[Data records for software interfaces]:
────

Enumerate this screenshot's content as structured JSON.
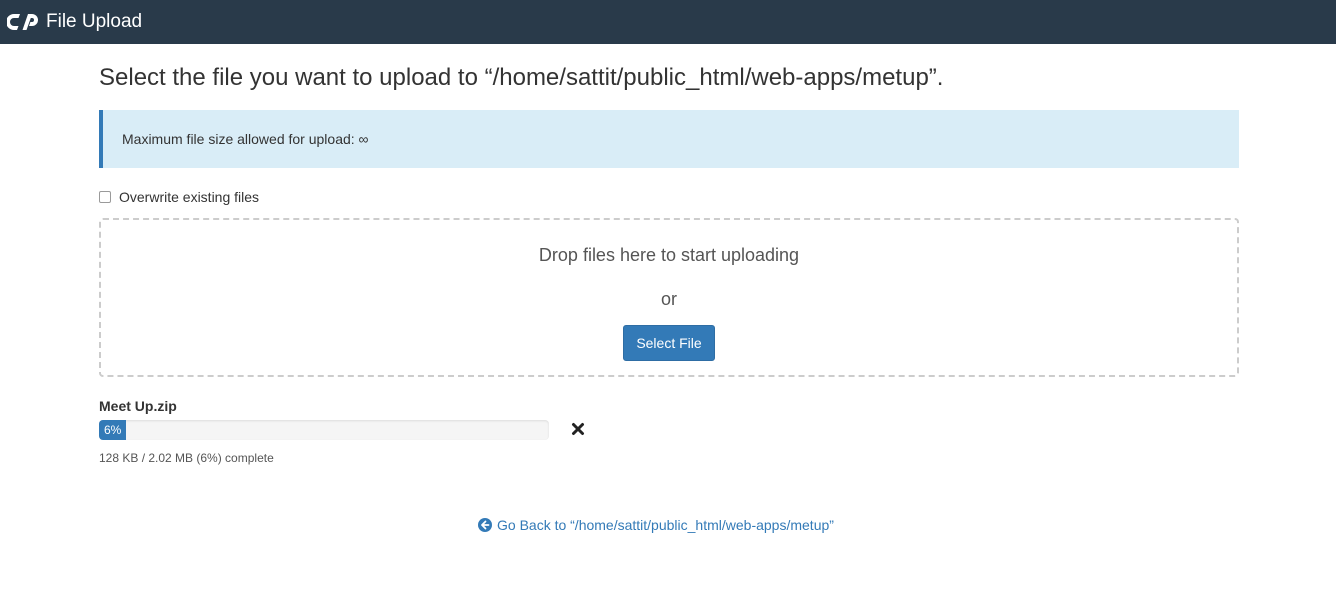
{
  "header": {
    "logo_icon": "cpanel-logo-icon",
    "title": "File Upload",
    "background_color": "#293a4a"
  },
  "page": {
    "heading": "Select the file you want to upload to “/home/sattit/public_html/web-apps/metup”."
  },
  "info": {
    "text": "Maximum file size allowed for upload: ∞"
  },
  "overwrite": {
    "label": "Overwrite existing files",
    "checked": false
  },
  "dropzone": {
    "prompt": "Drop files here to start uploading",
    "or_text": "or",
    "button_label": "Select File"
  },
  "upload": {
    "file_name": "Meet Up.zip",
    "progress_label": "6%",
    "progress_fraction": 0.06,
    "status": "128 KB / 2.02 MB (6%) complete",
    "cancel_icon": "close-icon"
  },
  "footer": {
    "back_icon": "arrow-circle-left-icon",
    "back_link": "Go Back to “/home/sattit/public_html/web-apps/metup”"
  },
  "colors": {
    "accent": "#337ab7",
    "info_bg": "#d9edf7"
  }
}
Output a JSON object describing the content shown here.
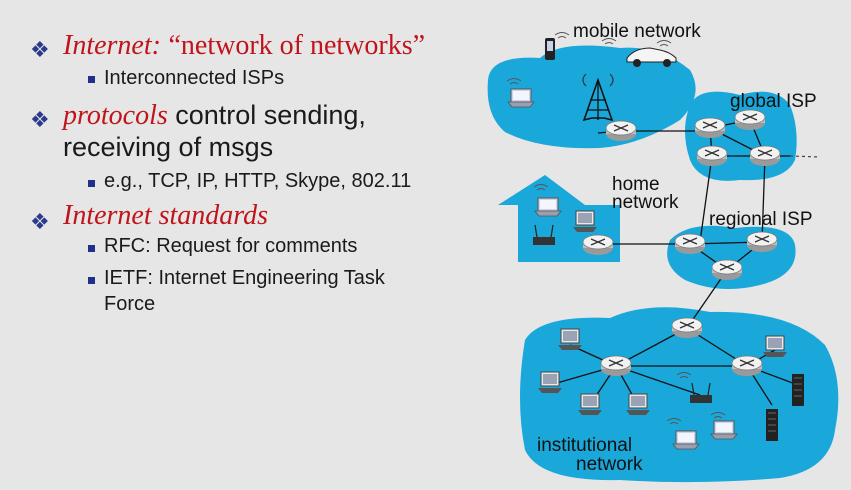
{
  "bullets": {
    "b1": {
      "italic": "Internet:",
      "quote": "“network of networks”"
    },
    "b1_sub1": "Interconnected ISPs",
    "b2": {
      "italic": "protocols",
      "rest": " control sending,",
      "line2": "receiving of msgs"
    },
    "b2_sub1": "e.g., TCP, IP, HTTP, Skype,  802.11",
    "b3": {
      "italic": "Internet  standards"
    },
    "b3_sub1": "RFC: Request for comments",
    "b3_sub2_line1": "IETF: Internet Engineering Task",
    "b3_sub2_line2": "Force"
  },
  "diagram": {
    "labels": {
      "mobile": "mobile network",
      "global": "global ISP",
      "home_line1": "home",
      "home_line2": "network",
      "regional": "regional ISP",
      "inst_line1": "institutional",
      "inst_line2": "network"
    },
    "colors": {
      "cloud": "#1aa7d9",
      "router": "#e8e8e8"
    }
  },
  "icons": {
    "bullet": "diamond-bullet-icon",
    "sub_bullet": "square-bullet-icon"
  }
}
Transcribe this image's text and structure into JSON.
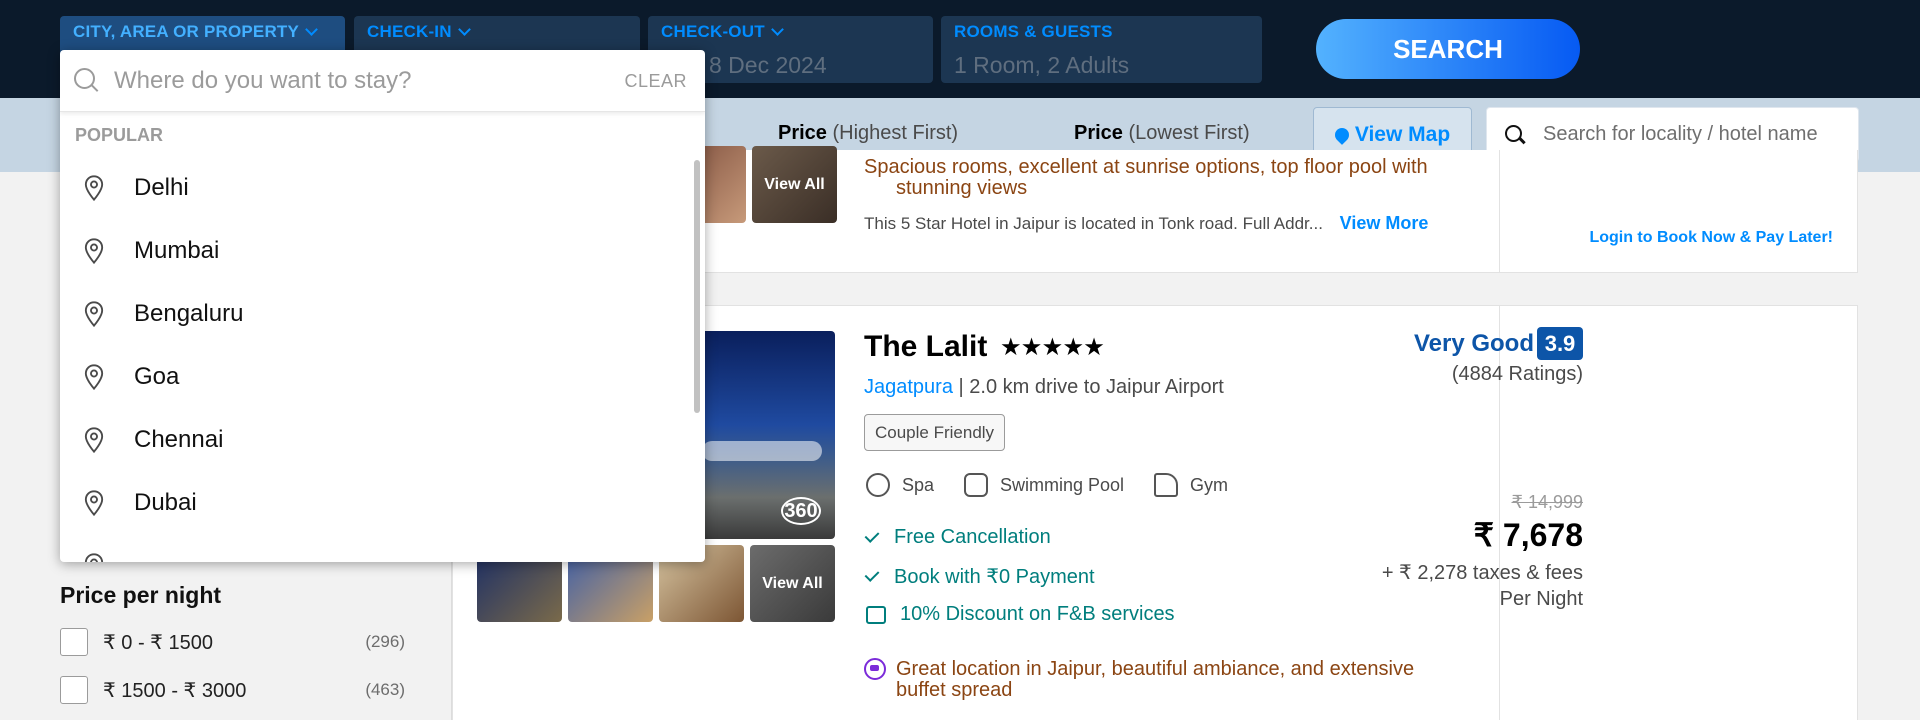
{
  "search": {
    "city_label": "CITY, AREA OR PROPERTY",
    "checkin_label": "CHECK-IN",
    "checkin_value": "",
    "checkout_label": "CHECK-OUT",
    "checkout_value": "8 Dec 2024",
    "rooms_label": "ROOMS & GUESTS",
    "rooms_value": "1 Room, 2 Adults",
    "search_button": "SEARCH"
  },
  "sortbar": {
    "sort_high_bold": "Price",
    "sort_high_rest": "(Highest First)",
    "sort_low_bold": "Price",
    "sort_low_rest": "(Lowest First)",
    "view_map": "View Map",
    "locality_placeholder": "Search for locality / hotel name"
  },
  "dropdown": {
    "placeholder": "Where do you want to stay?",
    "clear": "CLEAR",
    "section": "POPULAR",
    "items": [
      "Delhi",
      "Mumbai",
      "Bengaluru",
      "Goa",
      "Chennai",
      "Dubai"
    ]
  },
  "filters": {
    "price_title": "Price per night",
    "options": [
      {
        "label": "₹ 0 - ₹ 1500",
        "count": "(296)"
      },
      {
        "label": "₹ 1500 - ₹ 3000",
        "count": "(463)"
      }
    ]
  },
  "hotel1": {
    "view_all": "View All",
    "review_line1": "Spacious rooms, excellent at sunrise options, top floor pool with",
    "review_line2": "stunning views",
    "address": "This 5 Star Hotel in Jaipur is located in Tonk road. Full Addr...",
    "view_more": "View More",
    "login_link": "Login to Book Now & Pay Later!"
  },
  "hotel2": {
    "name": "The Lalit",
    "stars": 5,
    "area": "Jagatpura",
    "distance": " | 2.0 km drive to Jaipur Airport",
    "tag": "Couple Friendly",
    "amenities": [
      "Spa",
      "Swimming Pool",
      "Gym"
    ],
    "benefits": [
      "Free Cancellation",
      "Book with ₹0 Payment",
      "10% Discount on F&B services"
    ],
    "review_line1": "Great location in Jaipur, beautiful ambiance, and extensive",
    "review_line2": "buffet spread",
    "view_all": "View All",
    "rating_text": "Very Good",
    "rating_value": "3.9",
    "rating_count": "(4884 Ratings)",
    "original_price": "₹ 14,999",
    "final_price": "₹ 7,678",
    "taxes": "+ ₹ 2,278 taxes & fees",
    "per_night": "Per Night",
    "view_360": "360"
  },
  "colors": {
    "header_bg": "#0b1a2b",
    "accent": "#008cff",
    "rating": "#0d55a8",
    "benefit": "#007e7d",
    "review": "#8b4513"
  }
}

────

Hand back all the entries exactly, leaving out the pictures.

Enumerate this screenshot's content as structured JSON.
{
  "header": {
    "logo_icon": "cpanel-logo-icon",
    "title": "File Upload",
    "background_color": "#293a4a"
  },
  "page": {
    "heading": "Select the file you want to upload to “/home/sattit/public_html/web-apps/metup”."
  },
  "info": {
    "text": "Maximum file size allowed for upload: ∞"
  },
  "overwrite": {
    "label": "Overwrite existing files",
    "checked": false
  },
  "dropzone": {
    "prompt": "Drop files here to start uploading",
    "or_text": "or",
    "button_label": "Select File"
  },
  "upload": {
    "file_name": "Meet Up.zip",
    "progress_label": "6%",
    "progress_fraction": 0.06,
    "status": "128 KB / 2.02 MB (6%) complete",
    "cancel_icon": "close-icon"
  },
  "footer": {
    "back_icon": "arrow-circle-left-icon",
    "back_link": "Go Back to “/home/sattit/public_html/web-apps/metup”"
  },
  "colors": {
    "accent": "#337ab7",
    "info_bg": "#d9edf7"
  }
}
Output a JSON object describing the content shown here.
{
  "bullets": {
    "b1": {
      "italic": "Internet:",
      "quote": "“network of networks”"
    },
    "b1_sub1": "Interconnected ISPs",
    "b2": {
      "italic": "protocols",
      "rest": " control sending,",
      "line2": "receiving of msgs"
    },
    "b2_sub1": "e.g., TCP, IP, HTTP, Skype,  802.11",
    "b3": {
      "italic": "Internet  standards"
    },
    "b3_sub1": "RFC: Request for comments",
    "b3_sub2_line1": "IETF: Internet Engineering Task",
    "b3_sub2_line2": "Force"
  },
  "diagram": {
    "labels": {
      "mobile": "mobile network",
      "global": "global ISP",
      "home_line1": "home",
      "home_line2": "network",
      "regional": "regional ISP",
      "inst_line1": "institutional",
      "inst_line2": "network"
    },
    "colors": {
      "cloud": "#1aa7d9",
      "router": "#e8e8e8"
    }
  },
  "icons": {
    "bullet": "diamond-bullet-icon",
    "sub_bullet": "square-bullet-icon"
  }
}
Transcribe this image's text and structure into JSON.
{
  "search": {
    "city_label": "CITY, AREA OR PROPERTY",
    "checkin_label": "CHECK-IN",
    "checkin_value": "",
    "checkout_label": "CHECK-OUT",
    "checkout_value": "8 Dec 2024",
    "rooms_label": "ROOMS & GUESTS",
    "rooms_value": "1 Room, 2 Adults",
    "search_button": "SEARCH"
  },
  "sortbar": {
    "sort_high_bold": "Price",
    "sort_high_rest": "(Highest First)",
    "sort_low_bold": "Price",
    "sort_low_rest": "(Lowest First)",
    "view_map": "View Map",
    "locality_placeholder": "Search for locality / hotel name"
  },
  "dropdown": {
    "placeholder": "Where do you want to stay?",
    "clear": "CLEAR",
    "section": "POPULAR",
    "items": [
      "Delhi",
      "Mumbai",
      "Bengaluru",
      "Goa",
      "Chennai",
      "Dubai"
    ]
  },
  "filters": {
    "price_title": "Price per night",
    "options": [
      {
        "label": "₹ 0 - ₹ 1500",
        "count": "(296)"
      },
      {
        "label": "₹ 1500 - ₹ 3000",
        "count": "(463)"
      }
    ]
  },
  "hotel1": {
    "view_all": "View All",
    "review_line1": "Spacious rooms, excellent at sunrise options, top floor pool with",
    "review_line2": "stunning views",
    "address": "This 5 Star Hotel in Jaipur is located in Tonk road. Full Addr...",
    "view_more": "View More",
    "login_link": "Login to Book Now & Pay Later!"
  },
  "hotel2": {
    "name": "The Lalit",
    "stars": 5,
    "area": "Jagatpura",
    "distance": " | 2.0 km drive to Jaipur Airport",
    "tag": "Couple Friendly",
    "amenities": [
      "Spa",
      "Swimming Pool",
      "Gym"
    ],
    "benefits": [
      "Free Cancellation",
      "Book with ₹0 Payment",
      "10% Discount on F&B services"
    ],
    "review_line1": "Great location in Jaipur, beautiful ambiance, and extensive",
    "review_line2": "buffet spread",
    "view_all": "View All",
    "rating_text": "Very Good",
    "rating_value": "3.9",
    "rating_count": "(4884 Ratings)",
    "original_price": "₹ 14,999",
    "final_price": "₹ 7,678",
    "taxes": "+ ₹ 2,278 taxes & fees",
    "per_night": "Per Night",
    "view_360": "360"
  },
  "colors": {
    "header_bg": "#0b1a2b",
    "accent": "#008cff",
    "rating": "#0d55a8",
    "benefit": "#007e7d",
    "review": "#8b4513"
  }
}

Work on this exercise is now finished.